• _Exercise_
The records appear below. Copy each one exactly.

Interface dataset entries
- - - - - - -

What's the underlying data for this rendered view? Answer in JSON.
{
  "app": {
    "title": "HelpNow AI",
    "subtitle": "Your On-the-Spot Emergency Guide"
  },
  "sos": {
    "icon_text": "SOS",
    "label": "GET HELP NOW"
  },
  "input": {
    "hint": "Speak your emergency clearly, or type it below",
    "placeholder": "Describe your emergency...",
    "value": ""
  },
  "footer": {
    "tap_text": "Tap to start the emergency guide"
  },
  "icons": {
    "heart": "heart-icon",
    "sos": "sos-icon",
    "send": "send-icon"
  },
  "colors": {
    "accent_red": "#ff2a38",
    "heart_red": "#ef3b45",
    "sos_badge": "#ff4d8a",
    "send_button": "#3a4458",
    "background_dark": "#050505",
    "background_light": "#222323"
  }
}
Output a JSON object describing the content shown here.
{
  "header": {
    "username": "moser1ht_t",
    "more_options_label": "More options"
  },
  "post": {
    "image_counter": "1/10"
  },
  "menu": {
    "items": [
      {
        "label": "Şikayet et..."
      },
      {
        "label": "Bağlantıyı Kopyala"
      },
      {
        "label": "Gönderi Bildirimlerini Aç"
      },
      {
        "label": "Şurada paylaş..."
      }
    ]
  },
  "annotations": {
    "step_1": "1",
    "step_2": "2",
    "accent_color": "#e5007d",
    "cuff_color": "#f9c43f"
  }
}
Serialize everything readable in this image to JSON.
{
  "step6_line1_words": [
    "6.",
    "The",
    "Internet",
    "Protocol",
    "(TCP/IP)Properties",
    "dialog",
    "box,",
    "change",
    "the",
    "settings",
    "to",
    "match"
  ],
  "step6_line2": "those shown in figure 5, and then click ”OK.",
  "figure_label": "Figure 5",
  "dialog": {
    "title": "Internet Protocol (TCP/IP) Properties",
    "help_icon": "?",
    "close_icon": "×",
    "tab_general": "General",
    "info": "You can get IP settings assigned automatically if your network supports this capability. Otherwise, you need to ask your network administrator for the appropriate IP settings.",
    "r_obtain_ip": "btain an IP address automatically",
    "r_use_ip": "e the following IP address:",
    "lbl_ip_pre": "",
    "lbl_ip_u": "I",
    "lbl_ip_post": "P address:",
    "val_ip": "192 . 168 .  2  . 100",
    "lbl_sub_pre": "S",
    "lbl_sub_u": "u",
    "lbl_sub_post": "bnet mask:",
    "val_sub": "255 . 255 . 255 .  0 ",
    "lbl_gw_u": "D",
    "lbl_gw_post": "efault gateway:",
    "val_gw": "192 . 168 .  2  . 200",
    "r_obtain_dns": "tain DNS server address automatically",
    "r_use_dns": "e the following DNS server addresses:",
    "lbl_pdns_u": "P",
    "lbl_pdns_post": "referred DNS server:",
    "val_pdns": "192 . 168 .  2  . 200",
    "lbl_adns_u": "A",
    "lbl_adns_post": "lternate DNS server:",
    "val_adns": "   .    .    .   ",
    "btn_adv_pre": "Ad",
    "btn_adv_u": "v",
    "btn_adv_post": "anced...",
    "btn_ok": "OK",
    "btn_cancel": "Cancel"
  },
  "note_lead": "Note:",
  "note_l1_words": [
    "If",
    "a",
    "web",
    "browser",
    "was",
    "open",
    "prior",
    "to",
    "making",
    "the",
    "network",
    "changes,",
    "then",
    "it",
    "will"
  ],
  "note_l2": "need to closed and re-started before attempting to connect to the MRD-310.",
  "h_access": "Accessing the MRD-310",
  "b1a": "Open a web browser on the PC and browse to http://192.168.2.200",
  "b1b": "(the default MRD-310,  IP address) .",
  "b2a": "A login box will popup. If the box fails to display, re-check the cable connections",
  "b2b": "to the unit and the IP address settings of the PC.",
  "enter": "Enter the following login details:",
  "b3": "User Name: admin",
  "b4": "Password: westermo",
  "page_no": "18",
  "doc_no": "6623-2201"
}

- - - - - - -

• _Exercise response_
What's the underlying data for this rendered view? Answer in JSON.
{
  "app": {
    "title": "HelpNow AI",
    "subtitle": "Your On-the-Spot Emergency Guide"
  },
  "sos": {
    "icon_text": "SOS",
    "label": "GET HELP NOW"
  },
  "input": {
    "hint": "Speak your emergency clearly, or type it below",
    "placeholder": "Describe your emergency...",
    "value": ""
  },
  "footer": {
    "tap_text": "Tap to start the emergency guide"
  },
  "icons": {
    "heart": "heart-icon",
    "sos": "sos-icon",
    "send": "send-icon"
  },
  "colors": {
    "accent_red": "#ff2a38",
    "heart_red": "#ef3b45",
    "sos_badge": "#ff4d8a",
    "send_button": "#3a4458",
    "background_dark": "#050505",
    "background_light": "#222323"
  }
}
Output a JSON object describing the content shown here.
{
  "header": {
    "username": "moser1ht_t",
    "more_options_label": "More options"
  },
  "post": {
    "image_counter": "1/10"
  },
  "menu": {
    "items": [
      {
        "label": "Şikayet et..."
      },
      {
        "label": "Bağlantıyı Kopyala"
      },
      {
        "label": "Gönderi Bildirimlerini Aç"
      },
      {
        "label": "Şurada paylaş..."
      }
    ]
  },
  "annotations": {
    "step_1": "1",
    "step_2": "2",
    "accent_color": "#e5007d",
    "cuff_color": "#f9c43f"
  }
}
Serialize everything readable in this image to JSON.
{
  "step6_line1_words": [
    "6.",
    "The",
    "Internet",
    "Protocol",
    "(TCP/IP)Properties",
    "dialog",
    "box,",
    "change",
    "the",
    "settings",
    "to",
    "match"
  ],
  "step6_line2": "those shown in figure 5, and then click ”OK.",
  "figure_label": "Figure 5",
  "dialog": {
    "title": "Internet Protocol (TCP/IP) Properties",
    "help_icon": "?",
    "close_icon": "×",
    "tab_general": "General",
    "info": "You can get IP settings assigned automatically if your network supports this capability. Otherwise, you need to ask your network administrator for the appropriate IP settings.",
    "r_obtain_ip": "btain an IP address automatically",
    "r_use_ip": "e the following IP address:",
    "lbl_ip_pre": "",
    "lbl_ip_u": "I",
    "lbl_ip_post": "P address:",
    "val_ip": "192 . 168 .  2  . 100",
    "lbl_sub_pre": "S",
    "lbl_sub_u": "u",
    "lbl_sub_post": "bnet mask:",
    "val_sub": "255 . 255 . 255 .  0 ",
    "lbl_gw_u": "D",
    "lbl_gw_post": "efault gateway:",
    "val_gw": "192 . 168 .  2  . 200",
    "r_obtain_dns": "tain DNS server address automatically",
    "r_use_dns": "e the following DNS server addresses:",
    "lbl_pdns_u": "P",
    "lbl_pdns_post": "referred DNS server:",
    "val_pdns": "192 . 168 .  2  . 200",
    "lbl_adns_u": "A",
    "lbl_adns_post": "lternate DNS server:",
    "val_adns": "   .    .    .   ",
    "btn_adv_pre": "Ad",
    "btn_adv_u": "v",
    "btn_adv_post": "anced...",
    "btn_ok": "OK",
    "btn_cancel": "Cancel"
  },
  "note_lead": "Note:",
  "note_l1_words": [
    "If",
    "a",
    "web",
    "browser",
    "was",
    "open",
    "prior",
    "to",
    "making",
    "the",
    "network",
    "changes,",
    "then",
    "it",
    "will"
  ],
  "note_l2": "need to closed and re-started before attempting to connect to the MRD-310.",
  "h_access": "Accessing the MRD-310",
  "b1a": "Open a web browser on the PC and browse to http://192.168.2.200",
  "b1b": "(the default MRD-310,  IP address) .",
  "b2a": "A login box will popup. If the box fails to display, re-check the cable connections",
  "b2b": "to the unit and the IP address settings of the PC.",
  "enter": "Enter the following login details:",
  "b3": "User Name: admin",
  "b4": "Password: westermo",
  "page_no": "18",
  "doc_no": "6623-2201"
}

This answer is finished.